beyond obsolescent and end-of-life parts, since full-production
components are being cloned. Add to that some seriously scary
implications for cybersecurity, and we have quite a stew.
But let's move back to fundamentals for a moment. What we may call traditional counterfeits
began as original component manufacturer (OCM) material, typically
discarded, then harvested, reworked and remarked to misrepresent
themselves as new components. Key point: their life began when made by
legitimate component manufacturers.
Clones, on the other hand, are manufactured entirely or almost
entirely by counterfeiters themselves. Component manufacturers play no
role. These may be called advanced counterfeits. Since advanced
counterfeits are manufactured to spec, the clones can "fly under the
radar" as Sharpe puts it. Our carefully constructed matrix of
anti-counterfeiting standards, procedures, and methodologies are
designed to screen for traditional counterfeits, not these.
At the moment, it appears to be simpler parts that are being cloned,
not complex components such as field programmable gate arrays (FPGAs),
according to several sources. But what we have in our hands so far, is
at the very tail end of the counterfeiters' pipeline. What has been
recently released or is surely under development we do not know.
Let's play the innocent observer for a moment. So what?
Don't we know already that counterfeiters are getting smarter, and
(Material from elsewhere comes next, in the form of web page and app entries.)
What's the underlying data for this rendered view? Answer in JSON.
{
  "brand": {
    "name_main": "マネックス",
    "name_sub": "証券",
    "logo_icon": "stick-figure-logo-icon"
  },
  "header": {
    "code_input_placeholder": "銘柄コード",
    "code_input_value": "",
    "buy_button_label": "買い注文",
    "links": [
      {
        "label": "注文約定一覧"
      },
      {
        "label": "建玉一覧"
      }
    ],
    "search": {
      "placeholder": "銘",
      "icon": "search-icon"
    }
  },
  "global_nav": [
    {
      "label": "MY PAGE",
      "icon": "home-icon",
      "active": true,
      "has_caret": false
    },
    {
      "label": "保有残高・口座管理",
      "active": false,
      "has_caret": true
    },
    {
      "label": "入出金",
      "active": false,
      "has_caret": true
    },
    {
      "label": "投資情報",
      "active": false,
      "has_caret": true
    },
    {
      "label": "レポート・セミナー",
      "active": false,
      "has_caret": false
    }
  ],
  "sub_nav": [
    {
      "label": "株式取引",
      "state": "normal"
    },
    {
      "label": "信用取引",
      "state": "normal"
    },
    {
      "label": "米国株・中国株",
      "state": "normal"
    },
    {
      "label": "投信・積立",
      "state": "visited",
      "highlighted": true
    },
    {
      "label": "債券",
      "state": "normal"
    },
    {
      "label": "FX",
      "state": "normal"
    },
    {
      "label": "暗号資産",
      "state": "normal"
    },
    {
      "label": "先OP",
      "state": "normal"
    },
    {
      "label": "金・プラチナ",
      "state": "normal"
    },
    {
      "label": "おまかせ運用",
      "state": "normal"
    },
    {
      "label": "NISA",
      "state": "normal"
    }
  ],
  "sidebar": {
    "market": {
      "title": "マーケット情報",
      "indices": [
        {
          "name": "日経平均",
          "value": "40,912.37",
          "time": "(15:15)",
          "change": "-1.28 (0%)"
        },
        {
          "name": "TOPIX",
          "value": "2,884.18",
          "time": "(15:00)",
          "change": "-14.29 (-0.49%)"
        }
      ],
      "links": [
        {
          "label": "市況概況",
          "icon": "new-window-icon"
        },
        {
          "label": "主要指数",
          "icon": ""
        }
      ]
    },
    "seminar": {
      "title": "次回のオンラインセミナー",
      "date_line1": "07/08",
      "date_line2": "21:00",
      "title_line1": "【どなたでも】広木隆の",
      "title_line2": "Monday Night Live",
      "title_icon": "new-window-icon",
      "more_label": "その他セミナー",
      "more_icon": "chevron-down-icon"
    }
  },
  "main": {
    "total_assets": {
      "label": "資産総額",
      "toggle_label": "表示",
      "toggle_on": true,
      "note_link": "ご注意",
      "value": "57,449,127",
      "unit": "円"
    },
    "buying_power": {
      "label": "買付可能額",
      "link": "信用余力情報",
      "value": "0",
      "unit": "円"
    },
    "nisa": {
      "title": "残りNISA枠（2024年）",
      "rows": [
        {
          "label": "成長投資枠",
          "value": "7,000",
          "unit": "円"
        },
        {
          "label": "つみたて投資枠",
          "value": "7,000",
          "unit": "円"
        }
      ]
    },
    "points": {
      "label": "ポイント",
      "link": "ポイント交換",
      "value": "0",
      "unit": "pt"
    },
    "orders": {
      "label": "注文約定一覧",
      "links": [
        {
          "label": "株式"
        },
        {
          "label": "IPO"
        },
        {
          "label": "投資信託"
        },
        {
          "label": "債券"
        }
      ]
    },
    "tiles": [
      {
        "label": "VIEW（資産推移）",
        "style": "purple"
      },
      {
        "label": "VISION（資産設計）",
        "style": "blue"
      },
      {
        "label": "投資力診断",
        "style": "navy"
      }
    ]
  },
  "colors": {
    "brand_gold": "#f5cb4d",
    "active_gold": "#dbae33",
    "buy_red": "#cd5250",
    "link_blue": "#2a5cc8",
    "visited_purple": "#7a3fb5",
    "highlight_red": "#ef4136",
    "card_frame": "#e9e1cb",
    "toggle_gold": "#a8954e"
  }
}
making it increasingly harder to detect and avoid? And doesn't the
solution remain the same: buy parts from authorized distributors?
It seems to me that what we are seeing is not an incremental change,
but a qualitatively new one. While, so far as we know, detection methods
and technologies are not yet in place for clones, we can bet that they
will be expensive and resource-intensive. That will make the pace of
their adoption slow, and probably narrow.
Because production components are being cloned, the market for
advanced counterfeits is enormous, compared to traditional counterfeits,
which ply the obsolescence and end-of-life spectrum.
While clones can pass traditional electrical testing and visual
inspection, their quality, according to Sharpe, is markedly lower than
legitimate parts. Their integrity under elevated temperatures, for
example, is poor. But how else to undercut price?
With all that available real estate, clones must be a tempting platform for cyberattack exploits by bad actors or nation states.
Finally, yes, buying from authorized distributors whenever possible
would greatly mitigate this risk. However, neither private nor
public sectors seems the least bit ready to cease buying parts off the
At the moment, it seems, we can monitor this risk, while watching for
new detection technologies and standards to emerge, but we cannot